On Anne's second night at Green Gables, she tells Marilla that she never prays. Marilla takes this to mean that Anne has not been raised to be religious. However, throughout Anne of Green Gables, it is clear that analyzing what religion means to Anne is a key part of understanding her.

Anne most often brings up religion when she is looking at nature or feeling connected to other people. Multiple times, she tells Marilla or thinks to herself that it will be easy to say a prayer of gratitude that night because of something good that happened, often having to do with friendship and belonging. This shows that Anne thinks that God has some hand in the positive things that happen to her. Anne also has a deep desire to be a good person, and she idolizes and works hard to emulate the new minister's wife, Mrs. Allan. In fact, at the end of the novel, Mrs. Allan plays an important role in Anne's decision to stay home with Marilla rather than go to university.

Anne does challenge religion at times, but this only shows how invested she is in understanding it. For example, Anne looks at a picture of "Christ Blessing Little Children" (p. 72) and tells Marilla that she is sure Jesus couldn't have looked as sad as he usually looks in paintings because "children would have been afraid of him" (p. 73). Marilla tells her that she shouldn't talk that way because it is "irreverent" (p. 73), to which Anne replies, "Why, I felt just as reverent as can be" (p. 73). This interaction shows that Anne does not see herself as questioning Jesus or organized religion, but rather truly engaging with it in a way many do not.
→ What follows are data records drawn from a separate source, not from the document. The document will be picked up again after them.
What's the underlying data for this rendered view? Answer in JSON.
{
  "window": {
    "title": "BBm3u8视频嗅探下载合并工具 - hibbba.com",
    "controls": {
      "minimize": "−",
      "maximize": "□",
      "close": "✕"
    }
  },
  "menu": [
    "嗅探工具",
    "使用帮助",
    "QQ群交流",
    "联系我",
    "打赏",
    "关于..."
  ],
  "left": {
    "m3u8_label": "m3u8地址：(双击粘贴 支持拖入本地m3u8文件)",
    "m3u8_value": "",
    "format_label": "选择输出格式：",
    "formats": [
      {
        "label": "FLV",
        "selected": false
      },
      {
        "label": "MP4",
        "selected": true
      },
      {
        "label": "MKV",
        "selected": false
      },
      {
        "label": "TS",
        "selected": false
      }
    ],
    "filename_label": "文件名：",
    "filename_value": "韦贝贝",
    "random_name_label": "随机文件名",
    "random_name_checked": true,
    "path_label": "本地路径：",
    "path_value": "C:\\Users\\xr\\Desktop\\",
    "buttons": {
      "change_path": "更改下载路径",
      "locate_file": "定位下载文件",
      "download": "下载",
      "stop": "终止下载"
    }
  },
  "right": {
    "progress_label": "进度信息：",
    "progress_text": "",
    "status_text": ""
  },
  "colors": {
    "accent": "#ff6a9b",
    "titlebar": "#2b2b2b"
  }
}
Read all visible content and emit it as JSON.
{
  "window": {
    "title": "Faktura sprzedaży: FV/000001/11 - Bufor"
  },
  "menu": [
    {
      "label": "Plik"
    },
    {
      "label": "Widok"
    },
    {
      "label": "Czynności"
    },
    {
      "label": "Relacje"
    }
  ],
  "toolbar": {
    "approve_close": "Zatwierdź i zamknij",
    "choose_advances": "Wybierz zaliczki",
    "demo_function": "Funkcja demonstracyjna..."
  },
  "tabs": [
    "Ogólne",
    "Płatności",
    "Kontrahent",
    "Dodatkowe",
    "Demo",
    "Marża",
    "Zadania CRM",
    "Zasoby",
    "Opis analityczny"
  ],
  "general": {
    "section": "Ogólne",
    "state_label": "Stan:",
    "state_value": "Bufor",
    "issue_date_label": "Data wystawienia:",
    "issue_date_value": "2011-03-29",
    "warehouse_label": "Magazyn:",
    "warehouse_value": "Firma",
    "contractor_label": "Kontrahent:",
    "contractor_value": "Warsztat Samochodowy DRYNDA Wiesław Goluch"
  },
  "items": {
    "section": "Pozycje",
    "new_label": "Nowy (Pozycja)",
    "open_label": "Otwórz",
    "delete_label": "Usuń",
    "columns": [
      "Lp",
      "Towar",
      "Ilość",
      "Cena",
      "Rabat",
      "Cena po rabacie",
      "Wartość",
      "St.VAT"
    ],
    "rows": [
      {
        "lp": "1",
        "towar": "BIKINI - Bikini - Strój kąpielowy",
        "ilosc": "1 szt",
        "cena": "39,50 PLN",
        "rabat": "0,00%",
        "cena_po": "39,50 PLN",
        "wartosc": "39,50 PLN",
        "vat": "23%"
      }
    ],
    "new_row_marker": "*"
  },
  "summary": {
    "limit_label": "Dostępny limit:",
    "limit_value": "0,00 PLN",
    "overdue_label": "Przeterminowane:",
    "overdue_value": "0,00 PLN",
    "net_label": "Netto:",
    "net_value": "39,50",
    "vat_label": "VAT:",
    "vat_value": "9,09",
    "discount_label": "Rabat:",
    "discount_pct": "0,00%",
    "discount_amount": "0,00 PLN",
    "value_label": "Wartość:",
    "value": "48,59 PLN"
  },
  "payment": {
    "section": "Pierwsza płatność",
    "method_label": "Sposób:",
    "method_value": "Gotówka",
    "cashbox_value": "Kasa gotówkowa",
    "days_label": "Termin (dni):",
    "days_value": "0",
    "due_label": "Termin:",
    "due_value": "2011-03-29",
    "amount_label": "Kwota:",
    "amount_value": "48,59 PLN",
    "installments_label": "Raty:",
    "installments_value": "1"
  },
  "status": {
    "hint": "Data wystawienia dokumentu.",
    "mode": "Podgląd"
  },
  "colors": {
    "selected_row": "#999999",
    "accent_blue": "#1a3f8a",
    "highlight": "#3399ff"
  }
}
On page 138, the narrator states that Anne is "feminine to the core" because she says she would rather be pretty than clever. However, Anne of Green Gables gives a complex picture of femininity in the early 20th century. In some ways, there are strict gender roles with regard to work, education, style of dress, and more. For example, it is assumed that a family would adopt a male orphan to help with farmwork or a female orphan to help with domestic work such as caring for children. In addition, some members of the Avonlea community such as Mrs. Rachel Lynde believe that women should not go to university.

On the other hand, Anne defies stereotypes about femininity. She competes against Gilbert Blythe academically and consistently beats or ties with him, showing that girls are just as intelligent as boys. She is also rambunctious, adventurous, and loves the outdoors, qualities that are shown to complement rather than clash with her interest in beauty, clothing, and romance novels. A final quality of Anne that challenges traditional femininity is that she shows no interest in actual romance with young men, though many show interest in her. However, her stance on the matter of romance changes in sequels to Anne of Green Gables.


Anne of Green Gables provides a cautionary tale of how stubbornness can stand in the way of positive relationships. The first day that Anne meets Gilbert Blythe, when she is 11 and he is 13, he teases her for having red hair. This makes Anne angry and she begins to ignore him, and she continues to ignore him until they are both nearly 20 years old. During this time, Anne actually decides she is not angry anymore—but by then, Gilbert has started to ignore Anne as well, and she is too stubborn to apologize to him. Anne is only able to make up with Gilbert after hearing a story from Marilla about how stubborn she was as a young girl when she was dating Gilbert's father. This foreshadows that when Anne gives up her stubbornness and makes amends with Gilbert, the possibility of romance between them will finally open up—and indeed, in sequels to Anne of Green Gables, the two get married.

Stubbornness is also shown to be a good quality at times. When Marilla is trying to convince Anne to go to university rather than stay home at Green Gables and care for her, Anne responds, "You can't prevent me. I'm...'obstinate as a mule' as Mrs. Lynde once told me" (p. 380). In this case, stubbornness is neither foolish nor hubristic, but rather a form of devotion to something which one sees as a moral obligation.